- Cynthia Kinnunen
Director of Engagement (Ukulele in the Classroom)
In her earlier years, Cynthia pursued studies in piano, completing her conservatory levels and a university degree in music. After some years away, it was the mighty ukulele that brought her back to music-making and inspired her to pursue music education again.
A Level 3 James Hill Ukulele Initiative teacher, Cynthia currently wears many teaching hats, including providing private music instruction in ukulele and piano; ukulele group classes and workshops; the Royal City Ukulele Ensemble adult learning program; is a sessional lecturer at the University of Guelph; and Director of Engagement for Ukulele in the Classroom. She is also the founder and director of the Royal City Uke Fest in Guelph, Ontario.
Cynthia has always felt compelled to share music, whether teaching, performing or just making good old mixtapes. Influences have ranged from early 20th century big band to 80s one-hit wonders, baroque chamber works to the rhythms of world music, renaissance folk songs to 70s punk. Cynthia truly loves the diversity of music. She is also a solo performer and half of the bass/ukulele duo Transit Lounge. Passionate about the role that music can play in our lives, our homes and our communities, she encourages everyone to learn and make music, no matter their age or ability. http://www.cynthiakmusic.com
“I really began to understand music after I picked up the ukulele. It’s all there, in your hands, and it’s portable!”
- Chantal LeBlanc
Social Media Coordinator
From an early age Chantal has felt passionate about music and believes in its capacity to nurture the full development of all children. As a parent of young music students and an adult learner she discovered that all human beings, no matter how young or old, have the potential to learn and enjoy making music. Chantal studied piano as a child and into her teens and then classical guitar as an adult student before discovering the ukulele.

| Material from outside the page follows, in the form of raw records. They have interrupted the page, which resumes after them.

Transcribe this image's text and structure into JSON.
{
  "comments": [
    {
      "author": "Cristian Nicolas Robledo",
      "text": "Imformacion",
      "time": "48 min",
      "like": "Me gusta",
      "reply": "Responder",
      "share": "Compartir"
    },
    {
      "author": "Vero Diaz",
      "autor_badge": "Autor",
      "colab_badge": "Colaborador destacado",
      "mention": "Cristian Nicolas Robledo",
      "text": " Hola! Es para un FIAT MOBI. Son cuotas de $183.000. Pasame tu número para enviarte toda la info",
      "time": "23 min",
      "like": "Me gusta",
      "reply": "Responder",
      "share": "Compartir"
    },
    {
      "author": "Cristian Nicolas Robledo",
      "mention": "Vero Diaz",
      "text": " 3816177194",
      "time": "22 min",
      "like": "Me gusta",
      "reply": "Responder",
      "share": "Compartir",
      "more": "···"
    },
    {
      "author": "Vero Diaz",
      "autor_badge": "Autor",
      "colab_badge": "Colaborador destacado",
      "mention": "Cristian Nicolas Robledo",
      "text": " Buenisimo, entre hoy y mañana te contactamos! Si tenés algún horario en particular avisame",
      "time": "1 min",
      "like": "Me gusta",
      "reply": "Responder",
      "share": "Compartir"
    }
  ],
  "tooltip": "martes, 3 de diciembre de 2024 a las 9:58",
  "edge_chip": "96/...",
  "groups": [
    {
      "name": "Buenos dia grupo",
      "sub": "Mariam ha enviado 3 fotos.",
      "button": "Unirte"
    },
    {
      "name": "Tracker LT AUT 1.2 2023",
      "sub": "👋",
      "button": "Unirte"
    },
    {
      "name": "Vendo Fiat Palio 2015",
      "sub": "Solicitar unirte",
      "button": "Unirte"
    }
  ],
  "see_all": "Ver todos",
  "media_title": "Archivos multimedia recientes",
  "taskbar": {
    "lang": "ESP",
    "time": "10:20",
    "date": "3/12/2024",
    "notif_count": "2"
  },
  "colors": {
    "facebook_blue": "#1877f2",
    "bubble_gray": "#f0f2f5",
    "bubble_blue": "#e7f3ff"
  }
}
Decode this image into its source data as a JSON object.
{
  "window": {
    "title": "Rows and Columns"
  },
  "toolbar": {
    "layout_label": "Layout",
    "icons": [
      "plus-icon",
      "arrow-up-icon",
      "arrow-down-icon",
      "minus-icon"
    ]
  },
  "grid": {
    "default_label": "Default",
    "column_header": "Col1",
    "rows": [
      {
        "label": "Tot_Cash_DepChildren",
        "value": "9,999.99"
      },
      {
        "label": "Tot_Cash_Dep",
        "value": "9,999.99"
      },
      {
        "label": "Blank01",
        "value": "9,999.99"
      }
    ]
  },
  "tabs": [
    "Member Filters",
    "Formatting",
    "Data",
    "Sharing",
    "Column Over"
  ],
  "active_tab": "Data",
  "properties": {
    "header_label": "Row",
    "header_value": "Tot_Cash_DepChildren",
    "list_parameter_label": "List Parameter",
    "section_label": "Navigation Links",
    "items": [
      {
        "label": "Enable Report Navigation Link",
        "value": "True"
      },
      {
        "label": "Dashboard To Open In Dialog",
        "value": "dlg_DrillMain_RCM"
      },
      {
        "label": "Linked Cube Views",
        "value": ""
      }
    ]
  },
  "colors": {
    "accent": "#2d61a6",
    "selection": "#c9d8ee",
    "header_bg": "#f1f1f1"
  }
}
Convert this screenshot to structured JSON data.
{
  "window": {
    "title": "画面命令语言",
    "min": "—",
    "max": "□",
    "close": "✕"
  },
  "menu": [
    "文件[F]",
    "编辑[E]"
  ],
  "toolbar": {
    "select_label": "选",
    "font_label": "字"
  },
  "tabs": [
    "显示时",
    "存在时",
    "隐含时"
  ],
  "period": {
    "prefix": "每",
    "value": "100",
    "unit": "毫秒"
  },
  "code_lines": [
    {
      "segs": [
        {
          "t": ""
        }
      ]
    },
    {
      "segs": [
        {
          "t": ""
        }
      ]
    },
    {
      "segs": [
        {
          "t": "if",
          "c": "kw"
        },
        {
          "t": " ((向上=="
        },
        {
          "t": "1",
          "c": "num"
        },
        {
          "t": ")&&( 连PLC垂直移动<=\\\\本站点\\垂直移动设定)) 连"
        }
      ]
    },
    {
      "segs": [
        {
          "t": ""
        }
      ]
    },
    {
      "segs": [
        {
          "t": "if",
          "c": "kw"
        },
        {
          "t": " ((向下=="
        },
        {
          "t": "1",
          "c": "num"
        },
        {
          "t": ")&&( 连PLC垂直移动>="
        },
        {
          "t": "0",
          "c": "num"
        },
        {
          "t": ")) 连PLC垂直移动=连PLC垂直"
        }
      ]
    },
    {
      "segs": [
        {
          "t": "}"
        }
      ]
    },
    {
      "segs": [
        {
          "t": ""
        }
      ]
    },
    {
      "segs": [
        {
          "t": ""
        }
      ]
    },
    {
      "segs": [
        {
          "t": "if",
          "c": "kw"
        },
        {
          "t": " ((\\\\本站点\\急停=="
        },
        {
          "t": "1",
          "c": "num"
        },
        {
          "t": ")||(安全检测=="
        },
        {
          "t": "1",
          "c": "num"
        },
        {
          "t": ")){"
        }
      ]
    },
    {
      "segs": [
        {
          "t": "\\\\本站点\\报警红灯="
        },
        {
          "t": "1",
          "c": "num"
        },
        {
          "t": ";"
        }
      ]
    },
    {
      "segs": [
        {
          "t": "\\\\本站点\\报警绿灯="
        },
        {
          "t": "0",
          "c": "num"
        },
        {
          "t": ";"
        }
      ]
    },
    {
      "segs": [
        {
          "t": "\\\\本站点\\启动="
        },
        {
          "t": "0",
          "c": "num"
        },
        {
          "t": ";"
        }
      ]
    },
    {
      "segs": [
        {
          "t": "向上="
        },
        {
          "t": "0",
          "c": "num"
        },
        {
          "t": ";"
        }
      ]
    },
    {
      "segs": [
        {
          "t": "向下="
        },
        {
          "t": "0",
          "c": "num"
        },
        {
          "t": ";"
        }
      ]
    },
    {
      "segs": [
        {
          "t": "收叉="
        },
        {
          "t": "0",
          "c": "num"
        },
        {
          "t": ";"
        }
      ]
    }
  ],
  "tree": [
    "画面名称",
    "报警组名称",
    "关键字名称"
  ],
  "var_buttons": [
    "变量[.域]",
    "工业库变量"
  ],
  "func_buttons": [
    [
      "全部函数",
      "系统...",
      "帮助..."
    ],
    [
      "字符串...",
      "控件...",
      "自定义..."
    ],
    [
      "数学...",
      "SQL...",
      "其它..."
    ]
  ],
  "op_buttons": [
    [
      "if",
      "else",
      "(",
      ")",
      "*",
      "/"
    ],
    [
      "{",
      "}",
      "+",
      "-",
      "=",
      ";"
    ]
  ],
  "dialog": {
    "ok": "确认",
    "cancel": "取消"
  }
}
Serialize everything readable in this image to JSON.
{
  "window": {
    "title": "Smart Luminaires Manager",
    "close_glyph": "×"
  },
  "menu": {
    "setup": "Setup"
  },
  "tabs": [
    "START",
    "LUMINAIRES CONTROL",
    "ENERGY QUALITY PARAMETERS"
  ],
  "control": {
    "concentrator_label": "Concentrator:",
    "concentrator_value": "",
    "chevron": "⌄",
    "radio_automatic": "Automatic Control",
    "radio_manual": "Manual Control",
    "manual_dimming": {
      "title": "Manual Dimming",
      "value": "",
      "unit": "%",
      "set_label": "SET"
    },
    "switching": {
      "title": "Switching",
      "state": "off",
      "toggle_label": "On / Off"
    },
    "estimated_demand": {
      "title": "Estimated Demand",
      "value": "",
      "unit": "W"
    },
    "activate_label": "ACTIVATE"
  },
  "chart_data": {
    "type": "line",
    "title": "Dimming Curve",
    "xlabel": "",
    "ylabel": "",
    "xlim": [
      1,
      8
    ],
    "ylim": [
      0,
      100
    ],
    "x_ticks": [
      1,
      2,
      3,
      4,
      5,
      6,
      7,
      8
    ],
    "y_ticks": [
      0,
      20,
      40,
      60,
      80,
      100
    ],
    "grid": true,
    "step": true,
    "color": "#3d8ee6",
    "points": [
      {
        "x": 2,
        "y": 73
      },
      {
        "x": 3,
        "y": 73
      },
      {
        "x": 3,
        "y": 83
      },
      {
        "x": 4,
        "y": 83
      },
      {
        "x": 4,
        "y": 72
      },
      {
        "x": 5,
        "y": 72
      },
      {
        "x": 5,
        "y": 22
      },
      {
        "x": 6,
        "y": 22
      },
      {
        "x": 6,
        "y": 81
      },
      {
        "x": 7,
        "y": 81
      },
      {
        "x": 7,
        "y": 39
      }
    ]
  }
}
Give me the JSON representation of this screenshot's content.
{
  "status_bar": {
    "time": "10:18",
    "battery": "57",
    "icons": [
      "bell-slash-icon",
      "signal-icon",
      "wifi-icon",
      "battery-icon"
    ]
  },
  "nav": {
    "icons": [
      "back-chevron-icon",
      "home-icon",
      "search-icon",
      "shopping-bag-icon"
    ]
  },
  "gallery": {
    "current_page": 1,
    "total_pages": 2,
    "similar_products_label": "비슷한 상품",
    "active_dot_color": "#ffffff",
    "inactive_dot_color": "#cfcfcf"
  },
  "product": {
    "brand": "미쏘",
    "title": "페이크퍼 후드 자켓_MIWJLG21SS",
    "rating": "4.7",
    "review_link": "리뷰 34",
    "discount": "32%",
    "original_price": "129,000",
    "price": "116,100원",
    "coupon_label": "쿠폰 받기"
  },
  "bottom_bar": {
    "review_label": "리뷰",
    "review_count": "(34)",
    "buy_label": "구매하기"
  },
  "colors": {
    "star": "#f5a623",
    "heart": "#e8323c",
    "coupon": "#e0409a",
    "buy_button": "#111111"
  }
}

After meeting James Hill at a school workshop in 2010, Chantal proceeded to complete all 3 levels of the James Hill Ukulele Initiative’s Teacher Certification Program and taught using the Ukulele in the Classroom method in several schools in the OCDSB’s Extra-Curricular Creative Arts program as well as in their General Interest evening program. In the summer of 2014, she was invited to serve as an instructor at the JHUI Teacher Certification institute in Toronto. She also taught the ukulele as an enrichment program to Suzuki music students and parents at The National Capital Suzuki School of Music.
Since relocating to Toronto in the summer of 2016, Chantal has mainly served as the social media coordinator for the James Hill Music team as well as for the Toronto Ukulele Orchestra, under the direction of Eve Goldberg. She continues to enjoy learning, arranging and playing all styles of music on the ukulele.
Chantal est Franco-ontarienne et peut ainsi offrir services et instruction en français.
Web Administration and Customer Support
Zsolt grew up in a small town in Hungary. He and his sister owned two LPs of great kids’ music, but otherwise had to settle for their Dad’s classical rock collection (ultimately, classical rock contributed to discovering the ukulele — in the form of a Queen cover song). They also had a decade of exposure to the Kodály-method used by public schools throughout Hungary. After a short harmonica career and an ever shorter stint in a 17th-century drum corps he started to learn ukulele. Zsolt is very fond of old-time American music and clawhammer-style playing.
Zsolt is enrolled in the JHUI Teacher Certification Program where he is currently working toward his Level 1 certificate. He also runs one of the few ukulele clubs in Hungary and is a co-author of the Hungarian ukulele magazine ukulele.hu.